**Task details:** Look through the lines below and extract any with the word "help".

-- Given data follows --

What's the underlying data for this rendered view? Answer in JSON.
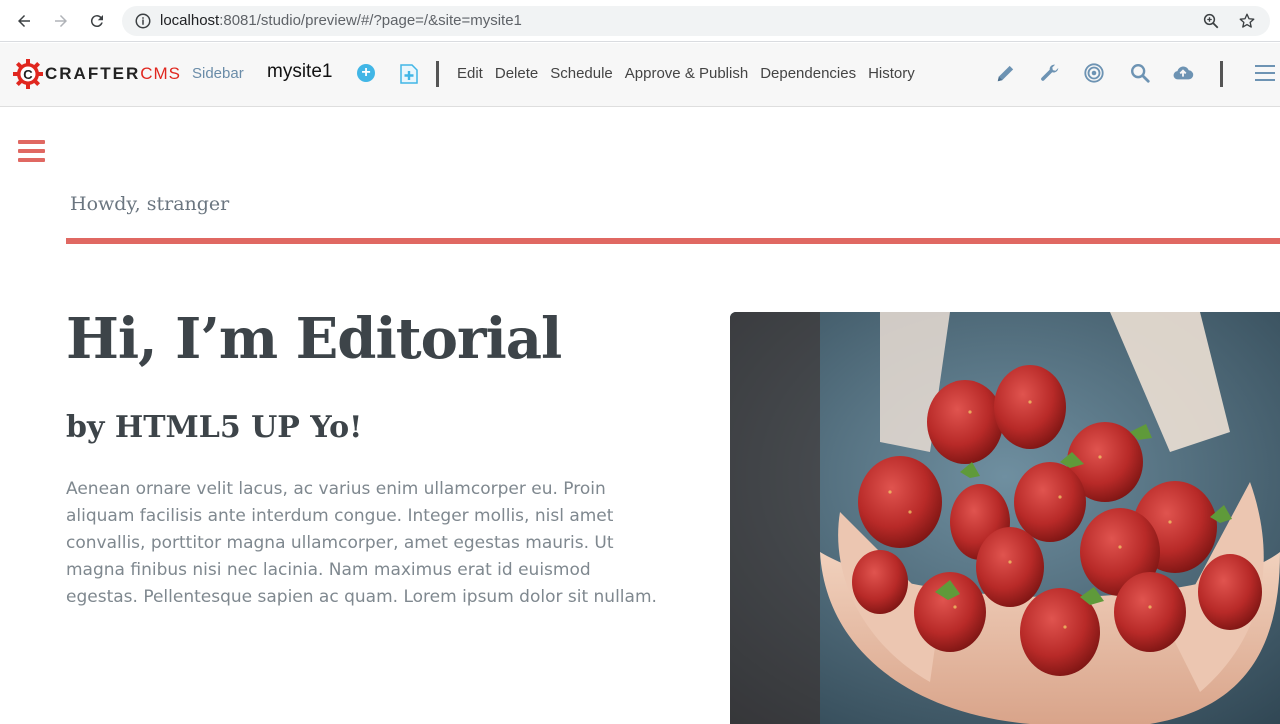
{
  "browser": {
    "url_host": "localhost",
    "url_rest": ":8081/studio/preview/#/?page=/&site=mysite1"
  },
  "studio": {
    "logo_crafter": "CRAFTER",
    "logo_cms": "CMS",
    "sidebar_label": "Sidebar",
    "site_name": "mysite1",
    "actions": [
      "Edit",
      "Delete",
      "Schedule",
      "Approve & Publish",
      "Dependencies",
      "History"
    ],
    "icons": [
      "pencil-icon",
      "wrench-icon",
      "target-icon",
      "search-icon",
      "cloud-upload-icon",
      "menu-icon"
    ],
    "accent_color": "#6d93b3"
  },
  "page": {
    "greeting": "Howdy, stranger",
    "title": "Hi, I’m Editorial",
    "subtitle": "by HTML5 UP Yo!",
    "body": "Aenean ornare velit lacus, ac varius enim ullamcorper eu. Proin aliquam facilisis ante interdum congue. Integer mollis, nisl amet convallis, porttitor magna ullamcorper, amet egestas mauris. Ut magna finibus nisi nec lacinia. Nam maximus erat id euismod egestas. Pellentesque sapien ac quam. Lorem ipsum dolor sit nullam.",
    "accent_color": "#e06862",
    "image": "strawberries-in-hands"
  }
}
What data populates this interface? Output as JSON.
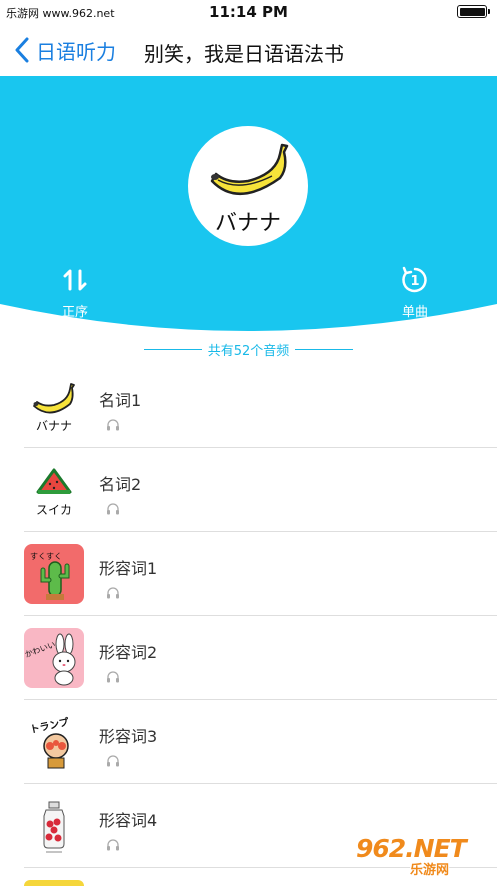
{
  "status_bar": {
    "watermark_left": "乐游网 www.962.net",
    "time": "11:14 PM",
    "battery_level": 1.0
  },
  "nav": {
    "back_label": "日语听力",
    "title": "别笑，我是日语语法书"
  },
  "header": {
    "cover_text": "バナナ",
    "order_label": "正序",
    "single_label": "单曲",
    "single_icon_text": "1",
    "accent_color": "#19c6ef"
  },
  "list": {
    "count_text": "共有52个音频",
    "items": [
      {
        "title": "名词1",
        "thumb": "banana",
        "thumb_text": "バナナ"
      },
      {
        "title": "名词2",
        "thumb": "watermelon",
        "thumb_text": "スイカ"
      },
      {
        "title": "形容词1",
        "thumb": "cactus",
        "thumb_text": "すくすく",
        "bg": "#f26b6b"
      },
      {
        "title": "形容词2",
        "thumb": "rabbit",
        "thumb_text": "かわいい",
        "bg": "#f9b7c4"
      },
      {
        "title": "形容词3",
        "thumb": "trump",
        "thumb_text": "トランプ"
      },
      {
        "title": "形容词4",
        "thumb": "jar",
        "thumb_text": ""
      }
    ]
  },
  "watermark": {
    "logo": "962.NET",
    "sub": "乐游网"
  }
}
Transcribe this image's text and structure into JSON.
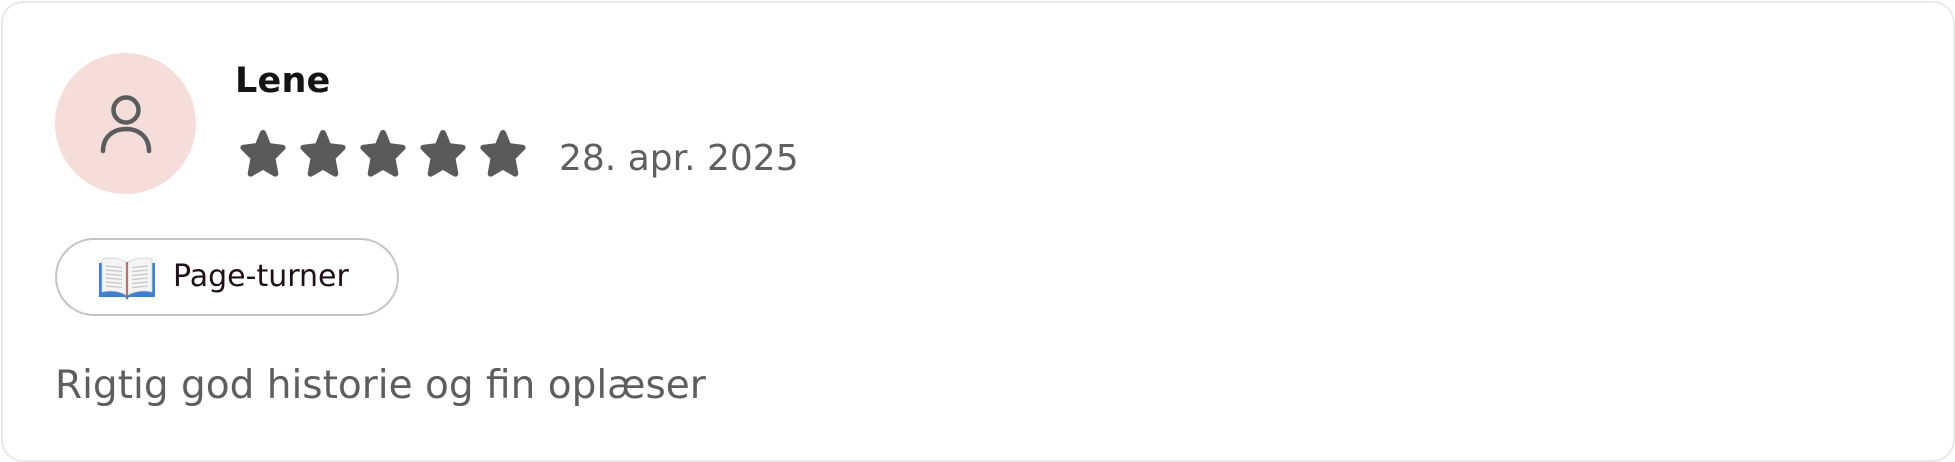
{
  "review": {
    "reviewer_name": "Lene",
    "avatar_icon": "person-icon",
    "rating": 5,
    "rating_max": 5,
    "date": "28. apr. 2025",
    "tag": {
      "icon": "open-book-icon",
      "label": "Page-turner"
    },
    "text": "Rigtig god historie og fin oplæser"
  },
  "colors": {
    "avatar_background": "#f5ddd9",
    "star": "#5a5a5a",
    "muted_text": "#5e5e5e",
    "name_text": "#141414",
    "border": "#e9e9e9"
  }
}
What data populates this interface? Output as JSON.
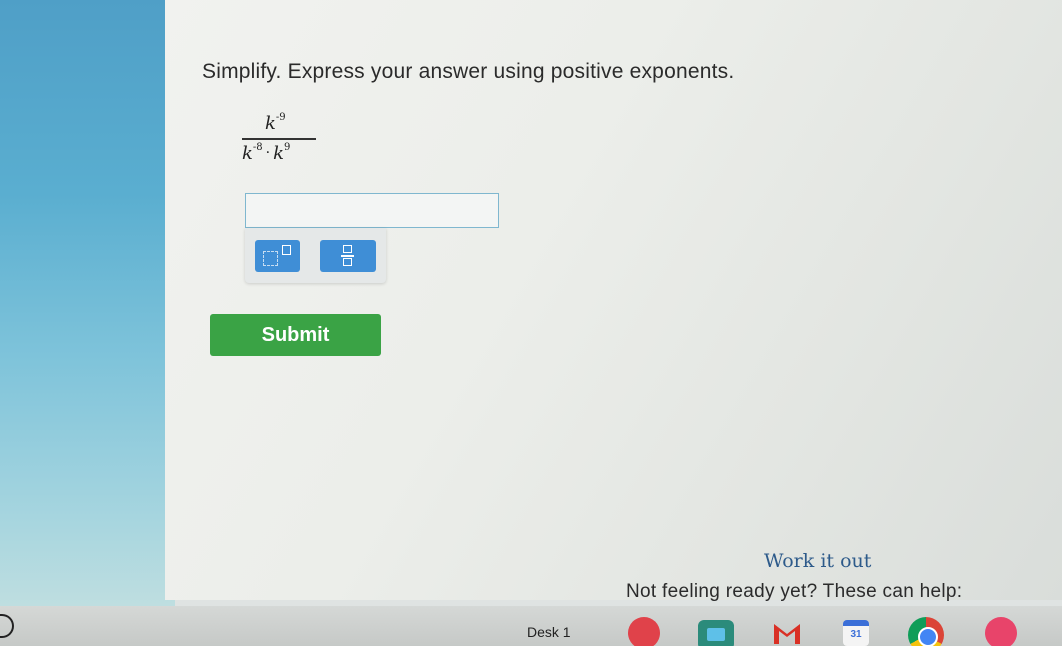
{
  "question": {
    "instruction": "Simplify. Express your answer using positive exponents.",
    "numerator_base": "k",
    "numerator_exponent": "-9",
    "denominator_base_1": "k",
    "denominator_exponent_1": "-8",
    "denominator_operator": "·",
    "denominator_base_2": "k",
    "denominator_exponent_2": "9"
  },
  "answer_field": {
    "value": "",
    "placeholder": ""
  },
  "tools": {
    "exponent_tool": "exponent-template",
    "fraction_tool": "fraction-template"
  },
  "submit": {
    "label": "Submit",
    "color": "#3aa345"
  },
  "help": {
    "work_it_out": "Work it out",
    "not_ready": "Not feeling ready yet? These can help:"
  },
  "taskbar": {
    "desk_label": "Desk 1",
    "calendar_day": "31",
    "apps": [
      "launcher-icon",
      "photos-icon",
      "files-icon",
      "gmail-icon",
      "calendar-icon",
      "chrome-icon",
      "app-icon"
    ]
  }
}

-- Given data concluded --

**Solution to this exercise:**
  "help": {
    "not_ready": "Not feeling ready yet? These can help:"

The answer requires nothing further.